Task statement:
The lines from the one containing "Convert this screenshot" through the final line of the data below must be written out exactly, both included, and nothing more.

Task input:
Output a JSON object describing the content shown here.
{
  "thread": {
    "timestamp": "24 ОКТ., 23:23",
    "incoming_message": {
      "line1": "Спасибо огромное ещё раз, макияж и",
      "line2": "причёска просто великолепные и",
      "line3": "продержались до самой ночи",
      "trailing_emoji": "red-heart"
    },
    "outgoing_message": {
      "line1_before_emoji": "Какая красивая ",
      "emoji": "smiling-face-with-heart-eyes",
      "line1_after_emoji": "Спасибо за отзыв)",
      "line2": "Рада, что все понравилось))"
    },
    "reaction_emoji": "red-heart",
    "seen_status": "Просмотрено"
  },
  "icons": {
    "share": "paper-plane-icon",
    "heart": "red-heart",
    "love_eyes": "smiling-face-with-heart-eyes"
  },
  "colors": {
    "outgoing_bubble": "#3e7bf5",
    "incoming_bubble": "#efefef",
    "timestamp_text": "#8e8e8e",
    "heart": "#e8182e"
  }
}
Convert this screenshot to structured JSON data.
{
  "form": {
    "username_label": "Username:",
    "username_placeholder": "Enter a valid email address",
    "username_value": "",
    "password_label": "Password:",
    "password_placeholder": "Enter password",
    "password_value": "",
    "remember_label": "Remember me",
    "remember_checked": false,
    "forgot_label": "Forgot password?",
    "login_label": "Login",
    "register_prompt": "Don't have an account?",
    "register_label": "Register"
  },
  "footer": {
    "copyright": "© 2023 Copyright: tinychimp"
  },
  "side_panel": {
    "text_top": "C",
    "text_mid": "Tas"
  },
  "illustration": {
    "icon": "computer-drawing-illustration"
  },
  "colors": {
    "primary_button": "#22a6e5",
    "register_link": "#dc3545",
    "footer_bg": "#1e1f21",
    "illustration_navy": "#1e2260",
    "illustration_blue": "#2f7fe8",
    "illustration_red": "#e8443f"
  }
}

Response below:
Convert this screenshot to structured JSON data.
{
  "form": {
    "username_label": "Username:",
    "username_placeholder": "Enter a valid email address",
    "username_value": "",
    "password_label": "Password:",
    "password_placeholder": "Enter password",
    "password_value": "",
    "remember_label": "Remember me",
    "remember_checked": false,
    "forgot_label": "Forgot password?",
    "login_label": "Login",
    "register_prompt": "Don't have an account?",
    "register_label": "Register"
  },
  "footer": {
    "copyright": "© 2023 Copyright: tinychimp"
  },
  "side_panel": {
    "text_top": "C",
    "text_mid": "Tas"
  },
  "illustration": {
    "icon": "computer-drawing-illustration"
  },
  "colors": {
    "primary_button": "#22a6e5",
    "register_link": "#dc3545",
    "footer_bg": "#1e1f21",
    "illustration_navy": "#1e2260",
    "illustration_blue": "#2f7fe8",
    "illustration_red": "#e8443f"
  }
}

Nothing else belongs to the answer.